#### THE DATA
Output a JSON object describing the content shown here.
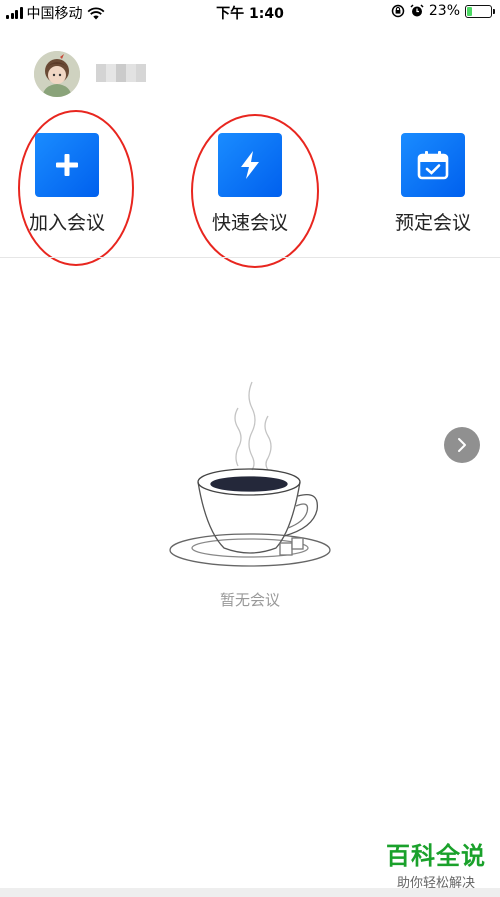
{
  "status_bar": {
    "carrier": "中国移动",
    "time": "下午 1:40",
    "battery_percent": "23%",
    "battery_level": 0.23,
    "icons": [
      "signal-icon",
      "wifi-icon",
      "rotation-lock-icon",
      "alarm-icon",
      "battery-icon"
    ]
  },
  "profile": {
    "avatar": "avatar",
    "username": ""
  },
  "actions": [
    {
      "label": "加入会议",
      "icon": "plus-icon",
      "circled": true
    },
    {
      "label": "快速会议",
      "icon": "lightning-icon",
      "circled": true
    },
    {
      "label": "预定会议",
      "icon": "calendar-check-icon",
      "circled": false
    }
  ],
  "colors": {
    "accent": "#0a78ff",
    "annotation_ring": "#e8261f",
    "watermark": "#1aa12b"
  },
  "empty_state": {
    "text": "暂无会议",
    "illustration": "coffee-cup-illustration"
  },
  "side_button": {
    "icon": "chevron-right-icon"
  },
  "watermark": {
    "title": "百科全说",
    "subtitle": "助你轻松解决"
  }
}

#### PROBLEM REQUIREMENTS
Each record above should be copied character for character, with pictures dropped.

#### SOLUTION FOR THIS TASK
Output a JSON object describing the content shown here.
{
  "status_bar": {
    "carrier": "中国移动",
    "time": "下午 1:40",
    "battery_percent": "23%",
    "battery_level": 0.23,
    "icons": [
      "signal-icon",
      "wifi-icon",
      "rotation-lock-icon",
      "alarm-icon",
      "battery-icon"
    ]
  },
  "profile": {
    "avatar": "avatar",
    "username": ""
  },
  "actions": [
    {
      "label": "加入会议",
      "icon": "plus-icon",
      "circled": true
    },
    {
      "label": "快速会议",
      "icon": "lightning-icon",
      "circled": true
    },
    {
      "label": "预定会议",
      "icon": "calendar-check-icon",
      "circled": false
    }
  ],
  "colors": {
    "accent": "#0a78ff",
    "annotation_ring": "#e8261f",
    "watermark": "#1aa12b"
  },
  "empty_state": {
    "text": "暂无会议",
    "illustration": "coffee-cup-illustration"
  },
  "side_button": {
    "icon": "chevron-right-icon"
  },
  "watermark": {
    "title": "百科全说",
    "subtitle": "助你轻松解决"
  }
}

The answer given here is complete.